Water and granite worktops: what’s the link?
Our old CNC head, cooled by plenty of water. (We can’t get near the new machine to photograph it!)
Water is the forgotten element which keeps industry working. In the UK about 75% of our captured water goes into industry, with just under 3% into agriculture and about 22% for domestic use – a large proportion of which goes straight down the toilet.
At Affordable Granite, water is vital for almost all the cutting and polishing work we do. Water cools and lubricates the blades as they cut, water keeps dust out of the air, water makes polishing processes more effective.
Hand polishing of white quartz, showing the spray coming off the diamond wheel.
Every process involving cutting granite or quartz for worktops creates dust, from bigger sandy grains through to the finest, clay-like particles. Every week we fit at least 20 homes with granite worktops. We keep growing, and that growth means more water, more dust particles, more material to be treated to avoid causing damage to our local environment. For a worktop fabricator our size, treating our own water is an economic necessity, of course, but far more than that, we want to do the right thing for the community and beautiful landscape where we are privileged to work.
A milling blade reducing the thickness of a slab for splashback use
One of our bridge saws making short work of Steel Grey Granite: water is essential!

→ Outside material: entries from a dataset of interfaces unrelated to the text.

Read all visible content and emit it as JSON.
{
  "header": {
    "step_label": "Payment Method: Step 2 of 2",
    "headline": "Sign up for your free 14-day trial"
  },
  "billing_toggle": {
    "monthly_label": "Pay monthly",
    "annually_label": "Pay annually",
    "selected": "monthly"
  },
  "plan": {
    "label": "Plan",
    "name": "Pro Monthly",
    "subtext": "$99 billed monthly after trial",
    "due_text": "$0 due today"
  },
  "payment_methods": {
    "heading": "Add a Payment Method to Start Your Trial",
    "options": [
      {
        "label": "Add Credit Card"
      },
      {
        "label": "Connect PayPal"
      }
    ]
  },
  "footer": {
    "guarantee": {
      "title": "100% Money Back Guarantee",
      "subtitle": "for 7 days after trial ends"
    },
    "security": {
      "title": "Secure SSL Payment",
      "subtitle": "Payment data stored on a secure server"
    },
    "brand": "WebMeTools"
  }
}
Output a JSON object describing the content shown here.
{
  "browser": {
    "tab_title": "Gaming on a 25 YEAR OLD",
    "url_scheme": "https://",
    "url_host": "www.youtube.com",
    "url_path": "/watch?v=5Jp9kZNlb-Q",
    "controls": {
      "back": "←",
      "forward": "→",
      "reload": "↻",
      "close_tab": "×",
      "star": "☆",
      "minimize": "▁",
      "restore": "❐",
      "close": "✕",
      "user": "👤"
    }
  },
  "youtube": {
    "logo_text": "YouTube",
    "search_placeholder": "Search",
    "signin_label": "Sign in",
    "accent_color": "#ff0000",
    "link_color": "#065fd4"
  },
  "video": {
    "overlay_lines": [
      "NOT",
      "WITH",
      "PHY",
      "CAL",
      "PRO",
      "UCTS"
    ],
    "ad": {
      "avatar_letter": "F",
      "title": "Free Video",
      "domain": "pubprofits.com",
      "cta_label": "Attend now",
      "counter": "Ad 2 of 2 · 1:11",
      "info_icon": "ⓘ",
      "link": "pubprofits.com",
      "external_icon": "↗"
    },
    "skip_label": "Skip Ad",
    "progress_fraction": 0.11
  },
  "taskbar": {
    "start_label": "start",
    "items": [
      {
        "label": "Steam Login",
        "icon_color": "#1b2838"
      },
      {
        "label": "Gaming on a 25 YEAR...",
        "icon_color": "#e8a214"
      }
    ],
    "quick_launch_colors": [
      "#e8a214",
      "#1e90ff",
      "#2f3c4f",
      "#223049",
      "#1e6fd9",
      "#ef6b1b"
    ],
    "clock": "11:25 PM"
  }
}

Dust gets in the air too – and that is dangerous. Silica dust from cutting and polishing granite worktops can cause long term lung damage. Workshop staff wear masks, but filtering the air is also an important commitment for their safety. Our waterwall draws air through a hanging curtain of water, massively reducing the dust load. The output? Once again, water, with dust in it, that needs to be filtered and recycled.
There is another issue too. We recycle all our water – it goes round and round the system. If we didn’t clean it well at each cycle, the abrasive granite particles would destroy our (very expensive) machinery extremely fast. This is about the environment, but it is also about making good use of our investment and keeping the machinery for your kitchen worktops in good working order.
The grey sludge that can settle in untreated water
Over recent years we have upgraded our water filtration system more than once. Last year saw the biggest change yet, with big scale new kit. The treatment is multistage. Water comes off our machinery into tanks. It is then pumped into a settling tank which concentrates the particles of granite and quartz. Finally, this sludgy material passes into a compression filter which squeezes the water out. What is left is a semi-dry, clay like concentration of dust particles which is actually useful again. Skips of the stuff are taken away by our recycling provider.
Our biggest water filtration system yet arriving last year
The sedimentation tower being lowered into posuition
Installation: the tower positioned between the saw and polishing buildings
The tower is actually a massive settling tank. Water is pumped up into it from an initial holding tank, under the parking area in front of the factory. Flocculants are added, encouraging the dust particles to fall out of suspension and into the bottom of the settling tank. The water at the top of the tank is clean enough to be taken off and passes to our largest holding tank before being recycled back through into the water feed for the machinery.
Self-cleaning water filter.
Because the main settling tank relies on gravity and flocculation to clear the water, lighter debris like plastic is not removed. Bottle tops and bits of template may seen innocuous, but they can do significant damage if they find their way into any of our machinery. The self-cleaning water filter uses the water flow to power a rotor which pushes solid, clogging materials away from its filter holes. This allows us to screen out lumps of plastic and other bits and bobs without risk of getting a clogged filter.
The arrival of the compression system.
The thick sludge that settles at the bottom of the settling tower passes into fabric sleeves, held closed at the bottom by metal clamps. A hydraulic ram then squeezes the water out. The clamps open, the machine shakes the sleeves, and compacted slabs of semi-dry granite and quartz dust drop straight into a waiting skip.
Caked granite and quartz dust as it comes from the final compression process
As we all know, manufacturing industries can have a hideous impact on the environment, as can transporting product. By trying to keep our installations local, running efficient vans, and filtering our water, we try to keep our own impact to the minimum. We remain committed to further investment so that Affordable Granite remains one of the most environmentally friendly suppliers of Dekton, quartz and granite worktops. For our stock range of stone for granite worktops, see here, and for quartz worktops, here.
Stunning Cambria Brittanicca island in a barn conversion, Hampshire